(Extracted data entries)
Start of Block
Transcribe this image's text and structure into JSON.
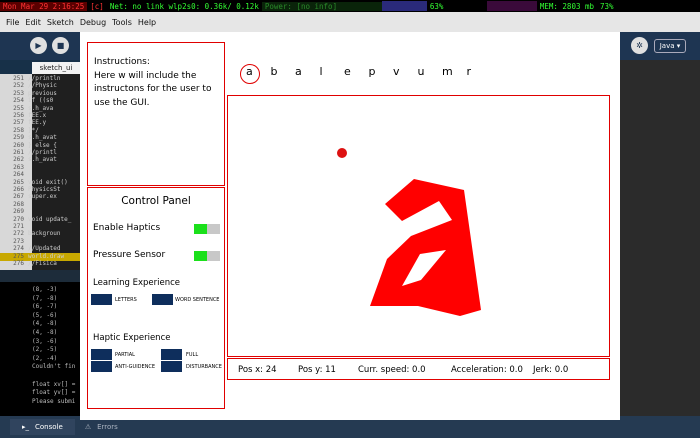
{
  "sysbar": {
    "clock": "Mon Mar 29  2:16:25",
    "flag": "[c]",
    "net": "Net: no link wlp2s0:  0.36k/ 0.12k",
    "power": "Power: [no info]",
    "cpu_pct": "63%",
    "mem": "MEM: 2803 mb",
    "mem_pct": "73%"
  },
  "menubar": {
    "items": [
      "File",
      "Edit",
      "Sketch",
      "Debug",
      "Tools",
      "Help"
    ]
  },
  "toolbar": {
    "run_icon": "play-icon",
    "stop_icon": "stop-icon",
    "mode": "Java"
  },
  "editor": {
    "tab": "sketch_ui",
    "lines": [
      {
        "no": "251",
        "text": "//println"
      },
      {
        "no": "252",
        "text": "//Physic"
      },
      {
        "no": "253",
        "text": "previous"
      },
      {
        "no": "254",
        "text": "if ((s0"
      },
      {
        "no": "255",
        "text": "s.h_ava"
      },
      {
        "no": "256",
        "text": "fEE.x"
      },
      {
        "no": "257",
        "text": "fEE.y"
      },
      {
        "no": "258",
        "text": "}*/"
      },
      {
        "no": "259",
        "text": "s.h_avat"
      },
      {
        "no": "260",
        "text": "} else {"
      },
      {
        "no": "261",
        "text": "//printl"
      },
      {
        "no": "262",
        "text": "s.h_avat"
      },
      {
        "no": "263",
        "text": ""
      },
      {
        "no": "264",
        "text": ""
      },
      {
        "no": "265",
        "text": "void exit()"
      },
      {
        "no": "266",
        "text": "PhysicsSt"
      },
      {
        "no": "267",
        "text": "super.ex"
      },
      {
        "no": "268",
        "text": ""
      },
      {
        "no": "269",
        "text": ""
      },
      {
        "no": "270",
        "text": "void update_"
      },
      {
        "no": "271",
        "text": ""
      },
      {
        "no": "272",
        "text": "backgroun"
      },
      {
        "no": "273",
        "text": ""
      },
      {
        "no": "274",
        "text": "//Updated"
      },
      {
        "no": "275",
        "text": "world.draw"
      },
      {
        "no": "276",
        "text": "//Fisica"
      }
    ]
  },
  "console": {
    "lines": [
      "(8, -3)",
      "(7, -8)",
      "(6, -7)",
      "(5, -6)",
      "(4, -8)",
      "(4, -8)",
      "(3, -6)",
      "(2, -5)",
      "(2, -4)",
      "Couldn't fin",
      "",
      "float xv[] =",
      "float yv[] =",
      "Please submi"
    ],
    "tabs": {
      "console": "Console",
      "errors": "Errors"
    }
  },
  "sketch": {
    "instructions": {
      "heading": "Instructions:",
      "body": "Here w will include the instructons for the user to use the GUI."
    },
    "control_panel": {
      "title": "Control Panel",
      "enable_haptics": "Enable Haptics",
      "pressure_sensor": "Pressure Sensor",
      "learning_title": "Learning Experience",
      "letters": "LETTERS",
      "word_sentence": "WORD SENTENCE",
      "haptic_title": "Haptic Experience",
      "partial": "PARTIAL",
      "full": "FULL",
      "anti_guidence": "ANTI-GUIDENCE",
      "disturbance": "DISTURBANCE"
    },
    "letters": [
      "a",
      "b",
      "a",
      "l",
      "e",
      "p",
      "v",
      "u",
      "m",
      "r"
    ],
    "selected_letter_index": 0,
    "glyph_color": "#ff0000",
    "info": {
      "pos_x": "Pos x: 24",
      "pos_y": "Pos y: 11",
      "speed": "Curr. speed: 0.0",
      "accel": "Acceleration: 0.0",
      "jerk": "Jerk: 0.0"
    }
  }
}
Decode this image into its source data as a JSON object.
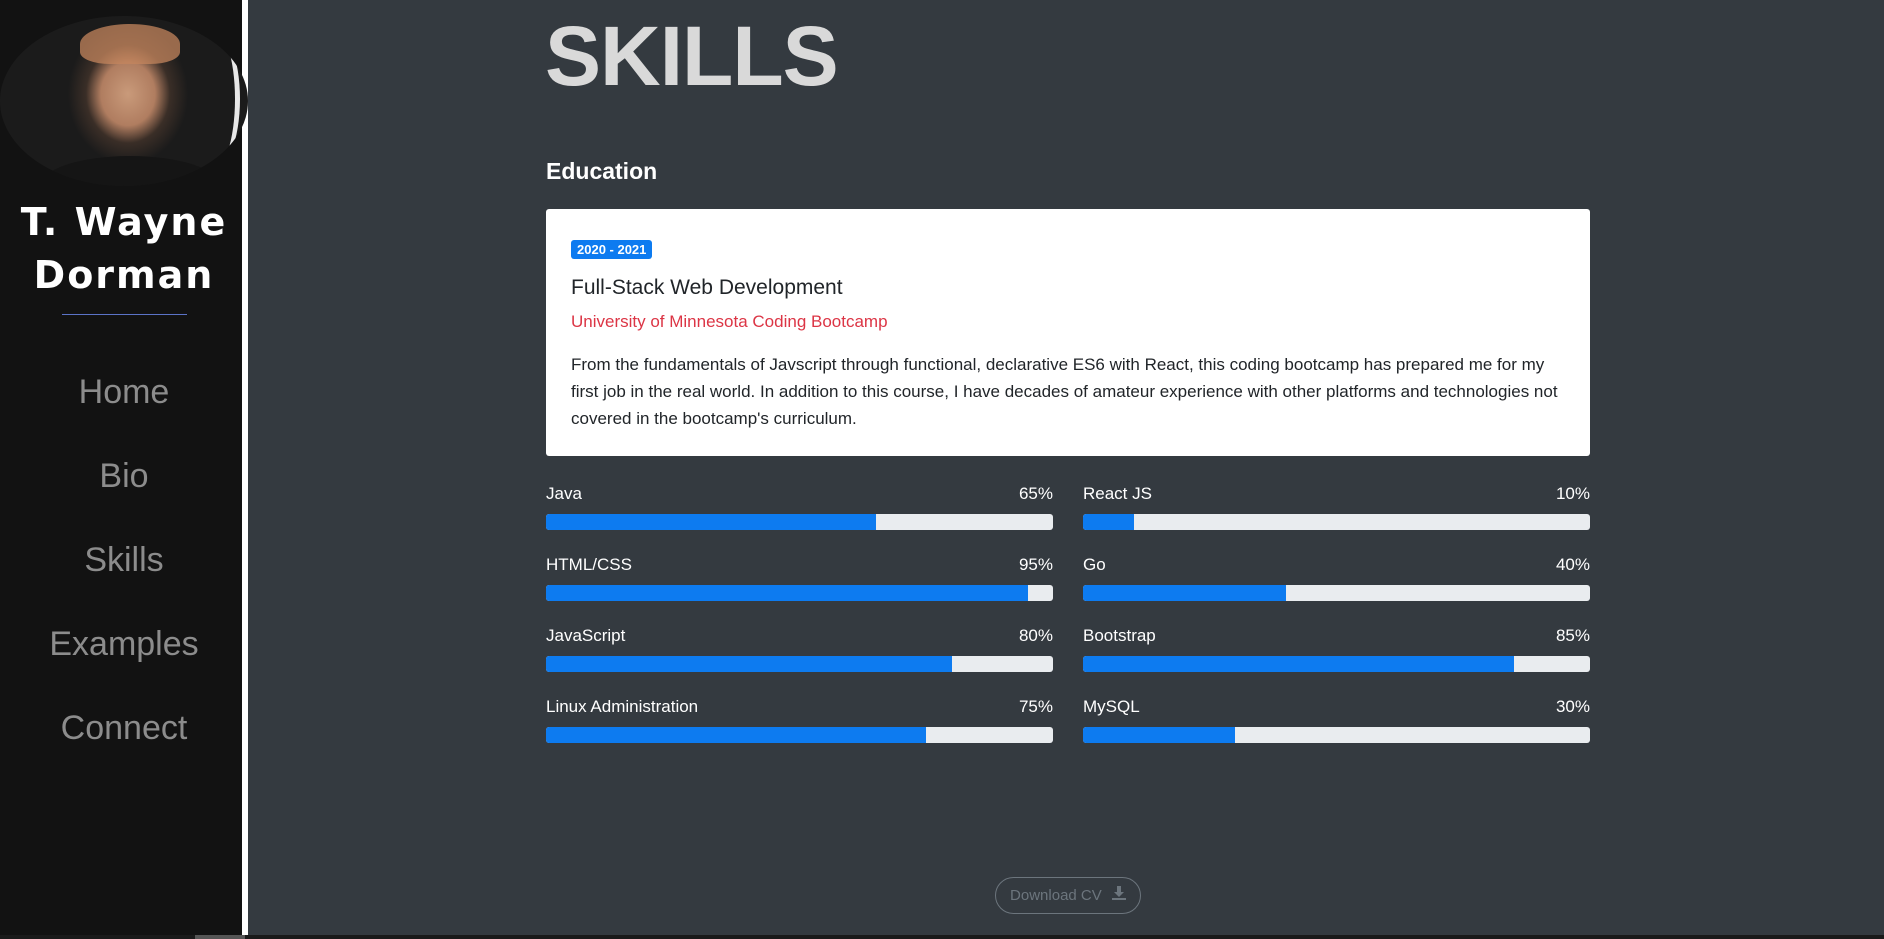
{
  "sidebar": {
    "name_line1": "T. Wayne",
    "name_line2": "Dorman",
    "nav": [
      {
        "label": "Home"
      },
      {
        "label": "Bio"
      },
      {
        "label": "Skills"
      },
      {
        "label": "Examples"
      },
      {
        "label": "Connect"
      }
    ]
  },
  "main": {
    "title": "SKILLS",
    "section_heading": "Education",
    "education": {
      "badge": "2020 - 2021",
      "course": "Full-Stack Web Development",
      "school": "University of Minnesota Coding Bootcamp",
      "description": "From the fundamentals of Javscript through functional, declarative ES6 with React, this coding bootcamp has prepared me for my first job in the real world. In addition to this course, I have decades of amateur experience with other platforms and technologies not covered in the bootcamp's curriculum."
    },
    "skills": [
      {
        "name": "Java",
        "percent_label": "65%",
        "percent": 65
      },
      {
        "name": "React JS",
        "percent_label": "10%",
        "percent": 10
      },
      {
        "name": "HTML/CSS",
        "percent_label": "95%",
        "percent": 95
      },
      {
        "name": "Go",
        "percent_label": "40%",
        "percent": 40
      },
      {
        "name": "JavaScript",
        "percent_label": "80%",
        "percent": 80
      },
      {
        "name": "Bootstrap",
        "percent_label": "85%",
        "percent": 85
      },
      {
        "name": "Linux Administration",
        "percent_label": "75%",
        "percent": 75
      },
      {
        "name": "MySQL",
        "percent_label": "30%",
        "percent": 30
      }
    ],
    "download_label": "Download CV",
    "download_icon": "download-icon"
  },
  "colors": {
    "accent": "#0d7bf0",
    "school_text": "#dc3545",
    "background": "#343a40",
    "sidebar": "#121212"
  }
}
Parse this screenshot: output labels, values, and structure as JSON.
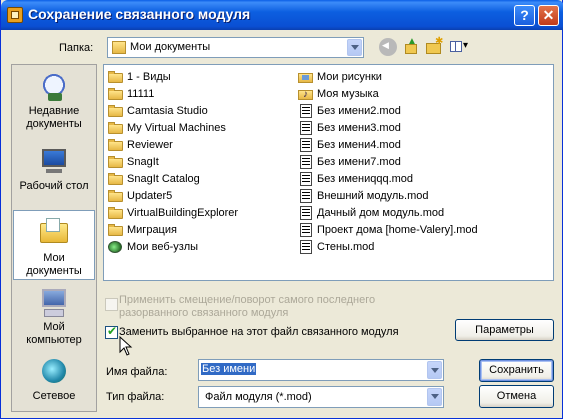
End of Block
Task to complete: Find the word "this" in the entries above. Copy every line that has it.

Response area:
Transcribe this image's text and structure into JSON.
Decode this image into its source data as a JSON object.
      "description": "From the fundamentals of Javscript through functional, declarative ES6 with React, this coding bootcamp has prepared me for my first job in the real world. In addition to this course, I have decades of amateur experience with other platforms and technologies not covered in the bootcamp's curriculum."
Parse this screenshot: output labels, values, and structure as JSON.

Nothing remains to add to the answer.